#### [REQUIRED WORK]
Each record is to be printed again exactly, though not its pictures.

#### [DATA FOR REVIEW]
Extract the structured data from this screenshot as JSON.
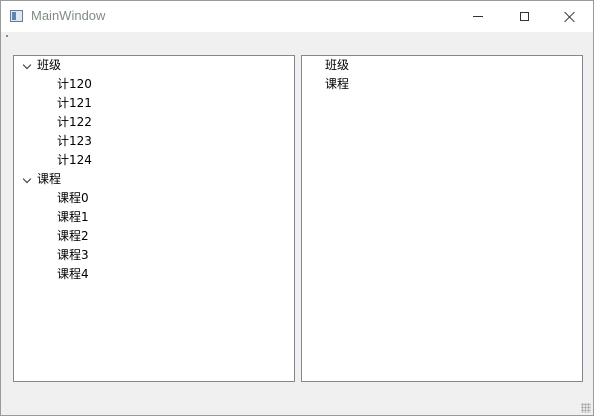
{
  "window": {
    "title": "MainWindow",
    "icons": {
      "app": "window-app-icon",
      "minimize": "minimize-icon",
      "maximize": "maximize-icon",
      "close": "close-icon"
    }
  },
  "left_tree": {
    "groups": [
      {
        "label": "班级",
        "expanded": true,
        "children": [
          "计120",
          "计121",
          "计122",
          "计123",
          "计124"
        ]
      },
      {
        "label": "课程",
        "expanded": true,
        "children": [
          "课程0",
          "课程1",
          "课程2",
          "课程3",
          "课程4"
        ]
      }
    ]
  },
  "right_list": {
    "items": [
      "班级",
      "课程"
    ]
  }
}
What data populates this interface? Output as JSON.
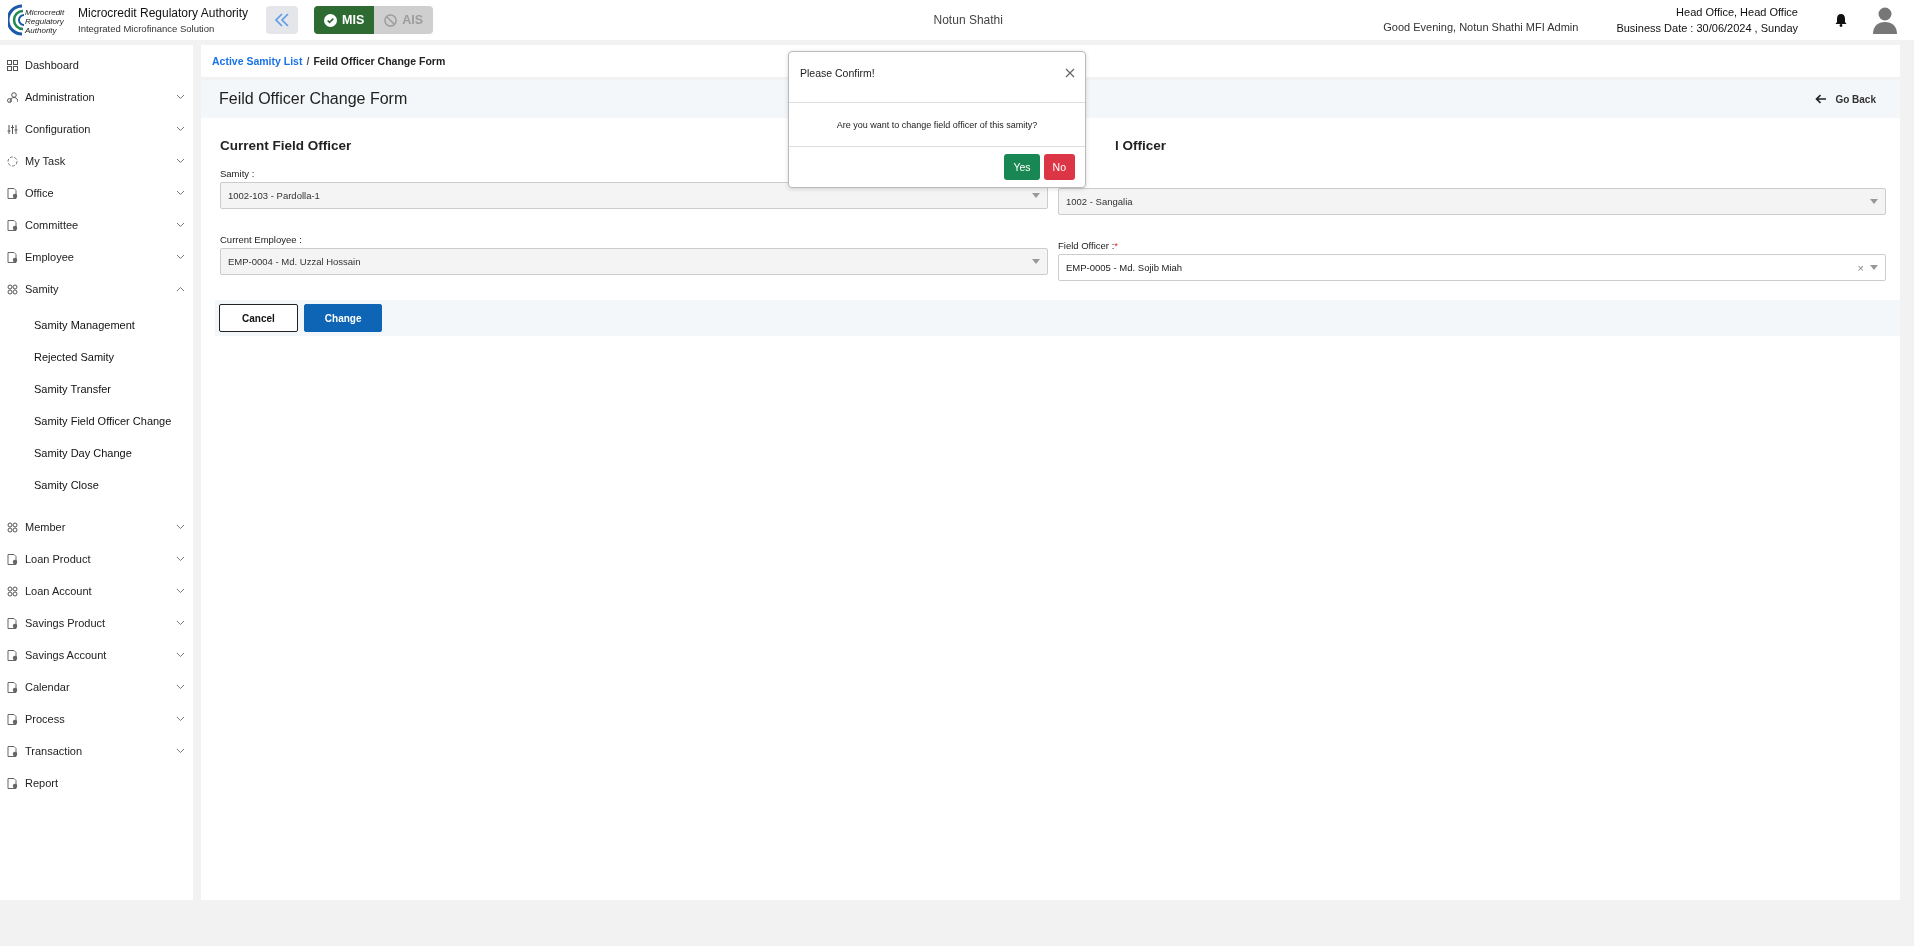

#### [YOUR RESPONSE]
Extract the structured data from this screenshot as JSON.
{
  "window": {
    "title": "MainWindow",
    "icons": {
      "app": "window-app-icon",
      "minimize": "minimize-icon",
      "maximize": "maximize-icon",
      "close": "close-icon"
    }
  },
  "left_tree": {
    "groups": [
      {
        "label": "班级",
        "expanded": true,
        "children": [
          "计120",
          "计121",
          "计122",
          "计123",
          "计124"
        ]
      },
      {
        "label": "课程",
        "expanded": true,
        "children": [
          "课程0",
          "课程1",
          "课程2",
          "课程3",
          "课程4"
        ]
      }
    ]
  },
  "right_list": {
    "items": [
      "班级",
      "课程"
    ]
  }
}
What data populates this interface? Output as JSON.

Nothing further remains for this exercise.